by Bill Chambers Sony issues Basic Instinct 2 on DVD in separate R-rated and Unrated Extended editions; we received the latter for review. The extra footage increases the film's sex quotient but not, alas, its erotic appeal, though the 2.43:1 anamorphic widescreen transfer is mostly beyond reproach, save traces of edge-enhancement and some gummy shadow detail. I was comparatively disappointed in the Dolby Digital 5.1 audio, but I have a feeling an uninspired mix is to blame, as the discrete channels deliver whenever push comes to shove (during the, ahem, throbbing passages of the score, or the bit of gunplay that constitutes the, ahem, climax). On another track, director Michael Caton-Jones talks and talks and talks but never really says anything. Early on, he makes the understatement of the year in observing, "This is not about ordinary people," then follows that up by offering that the characters' haute couture fashions steep Basic Instinct 2 in the tradition of the Hollywood melodramas of old, in which everyone's always dressed to the nines. That may be the case (although it also puts Basic Instinct 2 in the tradition of contemporary American sitcoms, doesn't it?), but suffering these complex rationalizations gets exhausting when "I tried to polish a turd" would've sufficed. His thick Scottish brogue ultimately solidifies the yakker's status as an endurance test.

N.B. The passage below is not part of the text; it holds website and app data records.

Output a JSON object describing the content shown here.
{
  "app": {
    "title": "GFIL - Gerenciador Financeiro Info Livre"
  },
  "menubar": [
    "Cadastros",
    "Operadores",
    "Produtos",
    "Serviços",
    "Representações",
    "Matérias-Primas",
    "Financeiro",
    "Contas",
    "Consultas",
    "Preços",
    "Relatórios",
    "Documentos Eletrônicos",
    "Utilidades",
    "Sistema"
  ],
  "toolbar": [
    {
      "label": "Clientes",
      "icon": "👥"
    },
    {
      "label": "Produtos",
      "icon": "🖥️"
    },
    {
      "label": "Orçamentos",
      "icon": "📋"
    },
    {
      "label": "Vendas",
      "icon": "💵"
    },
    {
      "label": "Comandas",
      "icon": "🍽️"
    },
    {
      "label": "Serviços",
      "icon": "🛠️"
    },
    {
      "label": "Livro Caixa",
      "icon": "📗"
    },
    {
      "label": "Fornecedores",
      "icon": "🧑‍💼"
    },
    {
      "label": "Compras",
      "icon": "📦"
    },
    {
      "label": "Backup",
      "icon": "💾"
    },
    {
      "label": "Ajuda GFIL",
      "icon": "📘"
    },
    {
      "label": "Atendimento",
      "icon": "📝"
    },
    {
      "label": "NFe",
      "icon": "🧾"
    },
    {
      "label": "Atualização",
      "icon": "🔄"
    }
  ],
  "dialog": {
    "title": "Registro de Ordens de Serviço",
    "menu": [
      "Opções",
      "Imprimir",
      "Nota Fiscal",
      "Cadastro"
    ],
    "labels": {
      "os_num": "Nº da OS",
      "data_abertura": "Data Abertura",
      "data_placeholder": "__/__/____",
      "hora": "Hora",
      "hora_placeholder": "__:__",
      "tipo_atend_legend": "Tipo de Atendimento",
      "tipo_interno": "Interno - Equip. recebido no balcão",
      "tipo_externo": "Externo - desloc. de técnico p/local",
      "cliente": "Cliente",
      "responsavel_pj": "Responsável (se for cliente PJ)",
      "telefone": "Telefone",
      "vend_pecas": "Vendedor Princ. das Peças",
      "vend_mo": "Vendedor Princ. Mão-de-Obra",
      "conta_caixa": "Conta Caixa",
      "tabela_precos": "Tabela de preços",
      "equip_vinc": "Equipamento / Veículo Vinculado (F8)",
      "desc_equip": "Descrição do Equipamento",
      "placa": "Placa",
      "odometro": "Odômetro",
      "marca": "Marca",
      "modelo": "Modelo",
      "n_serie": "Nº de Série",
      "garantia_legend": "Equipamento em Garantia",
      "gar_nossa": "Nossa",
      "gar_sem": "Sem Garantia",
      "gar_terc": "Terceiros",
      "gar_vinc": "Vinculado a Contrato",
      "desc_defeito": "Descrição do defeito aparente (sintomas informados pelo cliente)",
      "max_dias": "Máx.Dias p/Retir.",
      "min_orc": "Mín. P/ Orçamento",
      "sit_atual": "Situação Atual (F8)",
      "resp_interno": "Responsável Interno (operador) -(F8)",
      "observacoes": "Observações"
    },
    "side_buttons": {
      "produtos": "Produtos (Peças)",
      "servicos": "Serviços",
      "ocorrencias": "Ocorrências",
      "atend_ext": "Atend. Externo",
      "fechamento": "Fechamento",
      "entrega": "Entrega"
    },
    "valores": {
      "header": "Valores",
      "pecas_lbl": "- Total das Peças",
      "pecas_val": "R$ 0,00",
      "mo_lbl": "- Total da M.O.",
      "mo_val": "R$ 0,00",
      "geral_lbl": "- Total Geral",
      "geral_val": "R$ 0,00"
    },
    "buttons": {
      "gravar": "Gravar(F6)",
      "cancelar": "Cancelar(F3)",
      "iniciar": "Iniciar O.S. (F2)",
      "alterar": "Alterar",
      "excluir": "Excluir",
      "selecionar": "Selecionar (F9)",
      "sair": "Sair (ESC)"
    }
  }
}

Caton-Jones likewise contributes optional commentary to a selection of ten deleted scenes, the last of which is an alternate ending I had trouble telling apart from the real thing. The rest are filler, transitional stuff the by-now-winded auteur deemed superfluous, although the significant truncation of Glass's 'forensic evaluation' of Catherine explains itself. New Wave Entertainment's "Between the Sheets: A Look Inside Basic Instinct 2" (11 mins.) avoids with deafening silence the production's sordid history--only the opening car crash, in fact, is explored in any depth, with Stone telling a fairly pointless anecdote about getting her shoe stuck in the floor of the stunt vehicle. No one betrays a glimmer of affection for the first film except Stone, which is ironic considering she mispronounces the name of Michael Douglas's Nick Curran in Basic Instinct 2 proper. Trailers for Talladega Nights: The Ballad of Ricky Bobby, Friends with Money, Silent Hill, Art School Confidential, Freedomland, The Three Burials of Melquiades Estrada, Hollow Man 2, I'll Always Know What You Did Last Summer, Cirque de Soleil: Lovesick, "The Boondocks", Blue Velvet (not the theatrical trailer, but a preview of the Special Edition DVD), Wild at Heart, and Showgirls round out the disc, the first three cuing up automatically on startup. Originally published: June 19, 2006.